**INSTRUCTIONS FOR THE TASK:** Please copy out all lines of the entries that contain the word "Replay".

****

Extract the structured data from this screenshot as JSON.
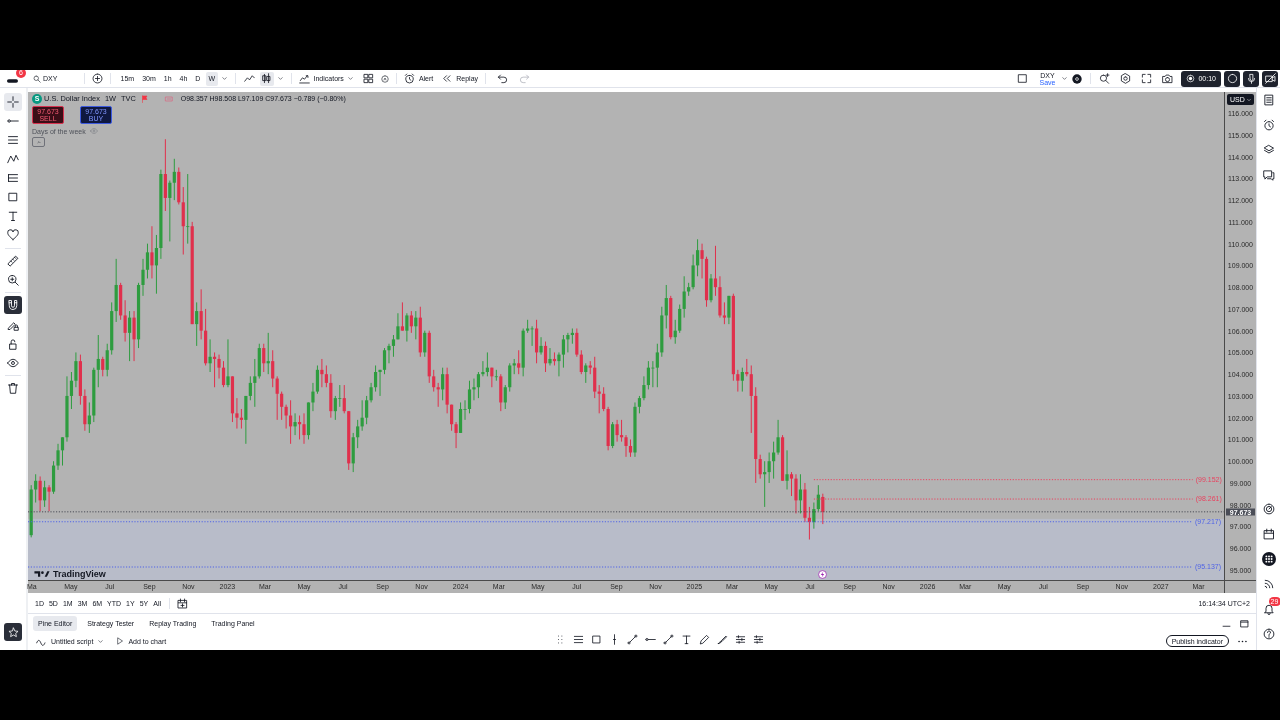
{
  "toolbar": {
    "notification_count": "6",
    "symbol": "DXY",
    "intervals": [
      {
        "label": "15m",
        "selected": false
      },
      {
        "label": "30m",
        "selected": false
      },
      {
        "label": "1h",
        "selected": false
      },
      {
        "label": "4h",
        "selected": false
      },
      {
        "label": "D",
        "selected": false
      },
      {
        "label": "W",
        "selected": true
      }
    ],
    "chart_types": [
      {
        "kind": "line",
        "selected": false
      },
      {
        "kind": "candles",
        "selected": true
      }
    ],
    "indicators_label": "Indicators",
    "alert_label": "Alert",
    "replay_label": "Replay",
    "history": [
      {
        "kind": "undo",
        "disabled": false
      },
      {
        "kind": "redo",
        "disabled": true
      }
    ],
    "layout": {
      "name": "DXY",
      "status": "Save"
    },
    "recorder_time": "00:10"
  },
  "left_toolbar": {
    "drawing_tools": [
      {
        "kind": "crosshair",
        "selected": true
      },
      {
        "kind": "trend-line",
        "selected": false
      },
      {
        "kind": "parallel-lines",
        "selected": false
      },
      {
        "kind": "pattern",
        "selected": false
      },
      {
        "kind": "fib",
        "selected": false
      },
      {
        "kind": "rectangle",
        "selected": false
      },
      {
        "kind": "text",
        "selected": false
      },
      {
        "kind": "heart",
        "selected": false
      }
    ],
    "measure_tools": [
      {
        "kind": "ruler",
        "selected": false
      },
      {
        "kind": "zoom",
        "selected": false
      }
    ],
    "magnet": {
      "on": true
    }
  },
  "chart": {
    "legend": {
      "logo_letter": "S",
      "symbol_name": "U.S. Dollar Index",
      "interval": "1W",
      "exchange": "TVC",
      "values": "O98.357 H98.508 L97.109 C97.673 −0.789 (−0.80%)"
    },
    "trade_buttons": [
      {
        "kind": "sell",
        "price": "97.673",
        "label": "SELL"
      },
      {
        "kind": "buy",
        "price": "97.673",
        "label": "BUY"
      }
    ],
    "indicator": "Days of the week",
    "logo": "TradingView",
    "currency": "USD",
    "last_price": "97.673",
    "chart_data": [
      {
        "type": "candlestick",
        "xlim": [
          "2022-02-23",
          "2027-05-30"
        ],
        "ylim": [
          94.54,
          116.97
        ],
        "x": [
          "2022-02-28",
          "2022-03-07",
          "2022-03-14",
          "2022-03-21",
          "2022-03-28",
          "2022-04-04",
          "2022-04-11",
          "2022-04-18",
          "2022-04-25",
          "2022-05-02",
          "2022-05-09",
          "2022-05-16",
          "2022-05-23",
          "2022-05-30",
          "2022-06-06",
          "2022-06-13",
          "2022-06-20",
          "2022-06-27",
          "2022-07-04",
          "2022-07-11",
          "2022-07-18",
          "2022-07-25",
          "2022-08-01",
          "2022-08-08",
          "2022-08-15",
          "2022-08-22",
          "2022-08-29",
          "2022-09-05",
          "2022-09-12",
          "2022-09-19",
          "2022-09-26",
          "2022-10-03",
          "2022-10-10",
          "2022-10-17",
          "2022-10-24",
          "2022-10-31",
          "2022-11-07",
          "2022-11-14",
          "2022-11-21",
          "2022-11-28",
          "2022-12-05",
          "2022-12-12",
          "2022-12-19",
          "2022-12-26",
          "2023-01-02",
          "2023-01-09",
          "2023-01-16",
          "2023-01-23",
          "2023-01-30",
          "2023-02-06",
          "2023-02-13",
          "2023-02-20",
          "2023-02-27",
          "2023-03-06",
          "2023-03-13",
          "2023-03-20",
          "2023-03-27",
          "2023-04-03",
          "2023-04-10",
          "2023-04-17",
          "2023-04-24",
          "2023-05-01",
          "2023-05-08",
          "2023-05-15",
          "2023-05-22",
          "2023-05-29",
          "2023-06-05",
          "2023-06-12",
          "2023-06-19",
          "2023-06-26",
          "2023-07-03",
          "2023-07-10",
          "2023-07-17",
          "2023-07-24",
          "2023-07-31",
          "2023-08-07",
          "2023-08-14",
          "2023-08-21",
          "2023-08-28",
          "2023-09-04",
          "2023-09-11",
          "2023-09-18",
          "2023-09-25",
          "2023-10-02",
          "2023-10-09",
          "2023-10-16",
          "2023-10-23",
          "2023-10-30",
          "2023-11-06",
          "2023-11-13",
          "2023-11-20",
          "2023-11-27",
          "2023-12-04",
          "2023-12-11",
          "2023-12-18",
          "2023-12-25",
          "2024-01-01",
          "2024-01-08",
          "2024-01-15",
          "2024-01-22",
          "2024-01-29",
          "2024-02-05",
          "2024-02-12",
          "2024-02-19",
          "2024-02-26",
          "2024-03-04",
          "2024-03-11",
          "2024-03-18",
          "2024-03-25",
          "2024-04-01",
          "2024-04-08",
          "2024-04-15",
          "2024-04-22",
          "2024-04-29",
          "2024-05-06",
          "2024-05-13",
          "2024-05-20",
          "2024-05-27",
          "2024-06-03",
          "2024-06-10",
          "2024-06-17",
          "2024-06-24",
          "2024-07-01",
          "2024-07-08",
          "2024-07-15",
          "2024-07-22",
          "2024-07-29",
          "2024-08-05",
          "2024-08-12",
          "2024-08-19",
          "2024-08-26",
          "2024-09-02",
          "2024-09-09",
          "2024-09-16",
          "2024-09-23",
          "2024-09-30",
          "2024-10-07",
          "2024-10-14",
          "2024-10-21",
          "2024-10-28",
          "2024-11-04",
          "2024-11-11",
          "2024-11-18",
          "2024-11-25",
          "2024-12-02",
          "2024-12-09",
          "2024-12-16",
          "2024-12-23",
          "2024-12-30",
          "2025-01-06",
          "2025-01-13",
          "2025-01-20",
          "2025-01-27",
          "2025-02-03",
          "2025-02-10",
          "2025-02-17",
          "2025-02-24",
          "2025-03-03",
          "2025-03-10",
          "2025-03-17",
          "2025-03-24",
          "2025-03-31",
          "2025-04-07",
          "2025-04-14",
          "2025-04-21",
          "2025-04-28",
          "2025-05-05",
          "2025-05-12",
          "2025-05-19",
          "2025-05-26",
          "2025-06-02",
          "2025-06-09",
          "2025-06-16",
          "2025-06-23",
          "2025-06-30",
          "2025-07-07",
          "2025-07-14",
          "2025-07-21"
        ],
        "ohlc": [
          [
            96.6,
            98.9,
            96.5,
            98.7
          ],
          [
            98.7,
            99.4,
            98.1,
            99.1
          ],
          [
            99.1,
            99.3,
            97.7,
            98.2
          ],
          [
            98.2,
            99.1,
            97.9,
            98.8
          ],
          [
            98.8,
            98.9,
            97.7,
            98.6
          ],
          [
            98.6,
            100.0,
            98.5,
            99.8
          ],
          [
            99.8,
            100.8,
            99.6,
            100.5
          ],
          [
            100.5,
            101.1,
            99.8,
            101.1
          ],
          [
            101.1,
            103.9,
            100.9,
            103.0
          ],
          [
            103.0,
            104.1,
            102.4,
            103.7
          ],
          [
            103.7,
            105.0,
            103.4,
            104.6
          ],
          [
            104.6,
            104.9,
            102.6,
            103.0
          ],
          [
            103.0,
            103.3,
            101.4,
            101.7
          ],
          [
            101.7,
            102.7,
            101.3,
            102.1
          ],
          [
            102.1,
            104.3,
            101.8,
            104.2
          ],
          [
            104.2,
            105.8,
            103.4,
            104.7
          ],
          [
            104.7,
            104.8,
            103.9,
            104.2
          ],
          [
            104.2,
            105.4,
            103.9,
            105.1
          ],
          [
            105.1,
            107.3,
            104.9,
            106.9
          ],
          [
            106.9,
            109.3,
            106.4,
            108.1
          ],
          [
            108.1,
            108.2,
            106.5,
            106.7
          ],
          [
            106.7,
            107.4,
            105.5,
            105.9
          ],
          [
            105.9,
            106.9,
            104.6,
            106.6
          ],
          [
            106.6,
            106.9,
            104.6,
            105.6
          ],
          [
            105.6,
            108.2,
            105.2,
            108.1
          ],
          [
            108.1,
            109.3,
            107.6,
            108.8
          ],
          [
            108.8,
            110.0,
            108.4,
            109.6
          ],
          [
            109.6,
            110.8,
            108.4,
            109.0
          ],
          [
            109.0,
            110.4,
            107.7,
            109.8
          ],
          [
            109.8,
            113.4,
            109.3,
            113.2
          ],
          [
            113.2,
            114.8,
            111.5,
            112.1
          ],
          [
            112.1,
            112.9,
            110.1,
            112.8
          ],
          [
            112.8,
            113.9,
            112.0,
            113.3
          ],
          [
            113.3,
            113.5,
            111.8,
            111.9
          ],
          [
            111.9,
            112.6,
            109.5,
            110.8
          ],
          [
            110.8,
            113.2,
            110.0,
            110.8
          ],
          [
            110.8,
            111.0,
            106.3,
            106.3
          ],
          [
            106.3,
            107.3,
            105.3,
            106.9
          ],
          [
            106.9,
            107.9,
            105.6,
            106.0
          ],
          [
            106.0,
            107.0,
            104.4,
            104.5
          ],
          [
            104.5,
            105.6,
            104.1,
            104.8
          ],
          [
            104.8,
            105.0,
            103.4,
            104.7
          ],
          [
            104.7,
            104.9,
            103.8,
            104.3
          ],
          [
            104.3,
            104.6,
            103.4,
            103.5
          ],
          [
            103.5,
            105.6,
            103.4,
            103.9
          ],
          [
            103.9,
            103.9,
            101.8,
            102.2
          ],
          [
            102.2,
            102.9,
            101.5,
            102.0
          ],
          [
            102.0,
            102.4,
            101.5,
            101.9
          ],
          [
            101.9,
            103.0,
            100.8,
            103.0
          ],
          [
            103.0,
            103.9,
            102.8,
            103.6
          ],
          [
            103.6,
            104.7,
            102.5,
            103.9
          ],
          [
            103.9,
            105.4,
            103.8,
            105.2
          ],
          [
            105.2,
            105.4,
            104.1,
            104.5
          ],
          [
            104.5,
            105.9,
            104.0,
            104.6
          ],
          [
            104.6,
            105.1,
            103.4,
            103.8
          ],
          [
            103.8,
            103.9,
            101.9,
            103.1
          ],
          [
            103.1,
            103.2,
            101.9,
            102.5
          ],
          [
            102.5,
            102.6,
            101.5,
            102.1
          ],
          [
            102.1,
            102.8,
            100.8,
            101.6
          ],
          [
            101.6,
            102.2,
            101.2,
            101.8
          ],
          [
            101.8,
            102.1,
            101.0,
            101.7
          ],
          [
            101.7,
            102.2,
            100.8,
            101.2
          ],
          [
            101.2,
            102.7,
            101.0,
            102.7
          ],
          [
            102.7,
            103.6,
            102.3,
            103.2
          ],
          [
            103.2,
            104.4,
            103.1,
            104.2
          ],
          [
            104.2,
            104.7,
            103.4,
            104.0
          ],
          [
            104.0,
            104.4,
            103.4,
            103.6
          ],
          [
            103.6,
            104.0,
            102.0,
            102.3
          ],
          [
            102.3,
            103.0,
            101.9,
            102.9
          ],
          [
            102.9,
            103.5,
            102.5,
            102.9
          ],
          [
            102.9,
            103.5,
            102.2,
            102.3
          ],
          [
            102.3,
            102.3,
            99.6,
            99.9
          ],
          [
            99.9,
            101.3,
            99.5,
            101.1
          ],
          [
            101.1,
            101.9,
            100.6,
            101.6
          ],
          [
            101.6,
            102.8,
            101.4,
            102.0
          ],
          [
            102.0,
            103.0,
            101.7,
            102.8
          ],
          [
            102.8,
            103.6,
            102.7,
            103.4
          ],
          [
            103.4,
            104.4,
            103.2,
            104.1
          ],
          [
            104.1,
            104.2,
            103.0,
            104.2
          ],
          [
            104.2,
            105.2,
            104.0,
            105.1
          ],
          [
            105.1,
            105.4,
            104.5,
            105.3
          ],
          [
            105.3,
            105.8,
            104.8,
            105.6
          ],
          [
            105.6,
            106.8,
            105.6,
            106.2
          ],
          [
            106.2,
            107.3,
            106.0,
            106.0
          ],
          [
            106.0,
            106.8,
            105.5,
            106.7
          ],
          [
            106.7,
            106.9,
            105.9,
            106.2
          ],
          [
            106.2,
            106.9,
            105.6,
            106.6
          ],
          [
            106.6,
            107.1,
            104.8,
            105.0
          ],
          [
            105.0,
            106.0,
            104.8,
            105.9
          ],
          [
            105.9,
            106.0,
            103.6,
            103.9
          ],
          [
            103.9,
            104.2,
            103.2,
            103.4
          ],
          [
            103.4,
            103.6,
            102.5,
            103.3
          ],
          [
            103.3,
            104.3,
            102.8,
            104.0
          ],
          [
            104.0,
            104.3,
            102.2,
            102.6
          ],
          [
            102.6,
            102.6,
            101.4,
            101.7
          ],
          [
            101.7,
            101.8,
            100.6,
            101.3
          ],
          [
            101.3,
            102.7,
            101.3,
            102.4
          ],
          [
            102.4,
            102.8,
            101.9,
            102.4
          ],
          [
            102.4,
            103.7,
            102.2,
            103.3
          ],
          [
            103.3,
            103.8,
            102.8,
            103.4
          ],
          [
            103.4,
            104.1,
            102.9,
            104.0
          ],
          [
            104.0,
            104.6,
            103.9,
            104.1
          ],
          [
            104.1,
            105.0,
            103.9,
            104.3
          ],
          [
            104.3,
            104.3,
            103.4,
            103.9
          ],
          [
            103.9,
            104.2,
            103.7,
            103.9
          ],
          [
            103.9,
            104.0,
            102.3,
            102.7
          ],
          [
            102.7,
            103.5,
            102.4,
            103.4
          ],
          [
            103.4,
            104.5,
            103.2,
            104.4
          ],
          [
            104.4,
            104.7,
            104.0,
            104.5
          ],
          [
            104.5,
            105.1,
            104.0,
            104.3
          ],
          [
            104.3,
            106.1,
            103.9,
            106.0
          ],
          [
            106.0,
            106.5,
            105.9,
            106.1
          ],
          [
            106.1,
            106.2,
            105.3,
            106.1
          ],
          [
            106.1,
            106.5,
            104.5,
            105.0
          ],
          [
            105.0,
            105.7,
            104.9,
            105.3
          ],
          [
            105.3,
            105.5,
            104.1,
            104.5
          ],
          [
            104.5,
            105.2,
            104.4,
            104.7
          ],
          [
            104.7,
            105.0,
            104.4,
            104.6
          ],
          [
            104.6,
            105.0,
            103.9,
            104.9
          ],
          [
            104.9,
            105.8,
            104.3,
            105.6
          ],
          [
            105.6,
            105.9,
            105.0,
            105.8
          ],
          [
            105.8,
            106.1,
            105.4,
            105.9
          ],
          [
            105.9,
            106.1,
            104.8,
            104.9
          ],
          [
            104.9,
            105.1,
            104.0,
            104.1
          ],
          [
            104.1,
            104.5,
            103.6,
            104.4
          ],
          [
            104.4,
            104.6,
            104.0,
            104.3
          ],
          [
            104.3,
            104.8,
            102.9,
            103.2
          ],
          [
            103.2,
            103.5,
            102.2,
            103.1
          ],
          [
            103.1,
            103.4,
            102.3,
            102.4
          ],
          [
            102.4,
            102.5,
            100.5,
            100.7
          ],
          [
            100.7,
            101.8,
            100.6,
            101.7
          ],
          [
            101.7,
            101.9,
            100.9,
            101.2
          ],
          [
            101.2,
            101.9,
            100.9,
            101.1
          ],
          [
            101.1,
            101.2,
            100.2,
            100.7
          ],
          [
            100.7,
            101.0,
            100.2,
            100.4
          ],
          [
            100.4,
            102.7,
            100.2,
            102.5
          ],
          [
            102.5,
            103.0,
            102.2,
            102.9
          ],
          [
            102.9,
            103.9,
            102.8,
            103.5
          ],
          [
            103.5,
            104.6,
            103.3,
            104.3
          ],
          [
            104.3,
            104.6,
            103.4,
            104.3
          ],
          [
            104.3,
            105.4,
            103.4,
            105.0
          ],
          [
            105.0,
            107.1,
            104.8,
            106.7
          ],
          [
            106.7,
            108.1,
            106.1,
            107.5
          ],
          [
            107.5,
            107.6,
            105.6,
            105.7
          ],
          [
            105.7,
            106.5,
            105.4,
            106.0
          ],
          [
            106.0,
            107.2,
            105.9,
            107.0
          ],
          [
            107.0,
            108.5,
            106.6,
            107.8
          ],
          [
            107.8,
            108.2,
            107.6,
            108.0
          ],
          [
            108.0,
            109.5,
            107.9,
            109.0
          ],
          [
            109.0,
            110.2,
            108.5,
            109.7
          ],
          [
            109.7,
            110.0,
            108.4,
            109.3
          ],
          [
            109.3,
            109.4,
            107.1,
            107.4
          ],
          [
            107.4,
            108.6,
            107.3,
            108.4
          ],
          [
            108.4,
            109.9,
            107.6,
            108.0
          ],
          [
            108.0,
            108.5,
            106.6,
            106.7
          ],
          [
            106.7,
            107.3,
            106.3,
            106.6
          ],
          [
            106.6,
            107.6,
            106.3,
            107.6
          ],
          [
            107.6,
            107.7,
            103.7,
            104.0
          ],
          [
            104.0,
            104.2,
            103.2,
            103.7
          ],
          [
            103.7,
            104.3,
            103.2,
            104.1
          ],
          [
            104.1,
            104.7,
            103.9,
            104.0
          ],
          [
            104.0,
            104.4,
            101.3,
            103.0
          ],
          [
            103.0,
            103.4,
            99.0,
            100.1
          ],
          [
            100.1,
            100.3,
            99.2,
            99.4
          ],
          [
            99.4,
            100.0,
            97.9,
            99.5
          ],
          [
            99.5,
            100.4,
            99.0,
            100.0
          ],
          [
            100.0,
            100.9,
            99.2,
            100.4
          ],
          [
            100.4,
            101.9,
            100.3,
            101.1
          ],
          [
            101.1,
            101.2,
            99.1,
            99.1
          ],
          [
            99.1,
            100.5,
            98.7,
            99.4
          ],
          [
            99.4,
            99.5,
            98.4,
            99.2
          ],
          [
            99.2,
            99.4,
            97.6,
            98.2
          ],
          [
            98.2,
            99.4,
            97.6,
            98.7
          ],
          [
            98.7,
            99.0,
            97.2,
            97.4
          ],
          [
            97.4,
            97.9,
            96.4,
            97.2
          ],
          [
            97.2,
            98.1,
            96.9,
            97.8
          ],
          [
            97.8,
            98.9,
            97.7,
            98.462
          ],
          [
            98.357,
            98.508,
            97.109,
            97.673
          ]
        ],
        "series": [
          {
            "name": "(99.152)",
            "type": "line",
            "x": [
              "2025-07-07",
              "2027-02-20"
            ],
            "values": [
              99.152,
              99.152
            ],
            "color": "#e8435f",
            "line_style": "dotted"
          },
          {
            "name": "(98.261)",
            "type": "line",
            "x": [
              "2025-07-07",
              "2027-02-20"
            ],
            "values": [
              98.261,
              98.261
            ],
            "color": "#e8435f",
            "line_style": "dotted"
          }
        ],
        "xticks": [
          {
            "value": "2022-03-01",
            "label": "Ma"
          },
          {
            "value": "2022-05-01",
            "label": "May"
          },
          {
            "value": "2022-07-01",
            "label": "Jul"
          },
          {
            "value": "2022-09-01",
            "label": "Sep"
          },
          {
            "value": "2022-11-01",
            "label": "Nov"
          },
          {
            "value": "2023-01-01",
            "label": "2023"
          },
          {
            "value": "2023-03-01",
            "label": "Mar"
          },
          {
            "value": "2023-05-01",
            "label": "May"
          },
          {
            "value": "2023-07-01",
            "label": "Jul"
          },
          {
            "value": "2023-09-01",
            "label": "Sep"
          },
          {
            "value": "2023-11-01",
            "label": "Nov"
          },
          {
            "value": "2024-01-01",
            "label": "2024"
          },
          {
            "value": "2024-03-01",
            "label": "Mar"
          },
          {
            "value": "2024-05-01",
            "label": "May"
          },
          {
            "value": "2024-07-01",
            "label": "Jul"
          },
          {
            "value": "2024-09-01",
            "label": "Sep"
          },
          {
            "value": "2024-11-01",
            "label": "Nov"
          },
          {
            "value": "2025-01-01",
            "label": "2025"
          },
          {
            "value": "2025-03-01",
            "label": "Mar"
          },
          {
            "value": "2025-05-01",
            "label": "May"
          },
          {
            "value": "2025-07-01",
            "label": "Jul"
          },
          {
            "value": "2025-09-01",
            "label": "Sep"
          },
          {
            "value": "2025-11-01",
            "label": "Nov"
          },
          {
            "value": "2026-01-01",
            "label": "2026"
          },
          {
            "value": "2026-03-01",
            "label": "Mar"
          },
          {
            "value": "2026-05-01",
            "label": "May"
          },
          {
            "value": "2026-07-01",
            "label": "Jul"
          },
          {
            "value": "2026-09-01",
            "label": "Sep"
          },
          {
            "value": "2026-11-01",
            "label": "Nov"
          },
          {
            "value": "2027-01-01",
            "label": "2027"
          },
          {
            "value": "2027-03-01",
            "label": "Mar"
          }
        ],
        "yticks": [
          {
            "value": 116,
            "label": "116.000"
          },
          {
            "value": 115,
            "label": "115.000"
          },
          {
            "value": 114,
            "label": "114.000"
          },
          {
            "value": 113,
            "label": "113.000"
          },
          {
            "value": 112,
            "label": "112.000"
          },
          {
            "value": 111,
            "label": "111.000"
          },
          {
            "value": 110,
            "label": "110.000"
          },
          {
            "value": 109,
            "label": "109.000"
          },
          {
            "value": 108,
            "label": "108.000"
          },
          {
            "value": 107,
            "label": "107.000"
          },
          {
            "value": 106,
            "label": "106.000"
          },
          {
            "value": 105,
            "label": "105.000"
          },
          {
            "value": 104,
            "label": "104.000"
          },
          {
            "value": 103,
            "label": "103.000"
          },
          {
            "value": 102,
            "label": "102.000"
          },
          {
            "value": 101,
            "label": "101.000"
          },
          {
            "value": 100,
            "label": "100.000"
          },
          {
            "value": 99,
            "label": "99.000"
          },
          {
            "value": 98,
            "label": "98.000"
          },
          {
            "value": 97,
            "label": "97.000"
          },
          {
            "value": 96,
            "label": "96.000"
          },
          {
            "value": 95,
            "label": "95.000"
          }
        ],
        "ref_lines": [
          {
            "axis": "y",
            "value": 97.673,
            "color": "#4a4d57",
            "line_style": "dotted"
          },
          {
            "axis": "y",
            "value": 97.217,
            "label": "(97.217)",
            "color": "#4f63e6",
            "line_style": "dotted"
          },
          {
            "axis": "y",
            "value": 95.137,
            "label": "(95.137)",
            "color": "#4f63e6",
            "line_style": "dotted"
          }
        ],
        "bands": [
          {
            "axis": "y",
            "from": 94.54,
            "to": 97.35,
            "color": "#b8bcc9"
          }
        ]
      }
    ]
  },
  "right_sidebar": {
    "notifications_badge": "29"
  },
  "range_bar": {
    "ranges": [
      "1D",
      "5D",
      "1M",
      "3M",
      "6M",
      "YTD",
      "1Y",
      "5Y",
      "All"
    ],
    "clock": "16:14:34 UTC+2"
  },
  "bottom_panel": {
    "tabs": [
      {
        "label": "Pine Editor",
        "selected": true
      },
      {
        "label": "Strategy Tester",
        "selected": false
      },
      {
        "label": "Replay Trading",
        "selected": false
      },
      {
        "label": "Trading Panel",
        "selected": false
      }
    ],
    "script_name": "Untitled script",
    "add_to_chart": "Add to chart",
    "publish": "Publish indicator"
  }
}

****

**ANSWER SECTION:**
    "replay_label": "Replay",
        "label": "Replay Trading",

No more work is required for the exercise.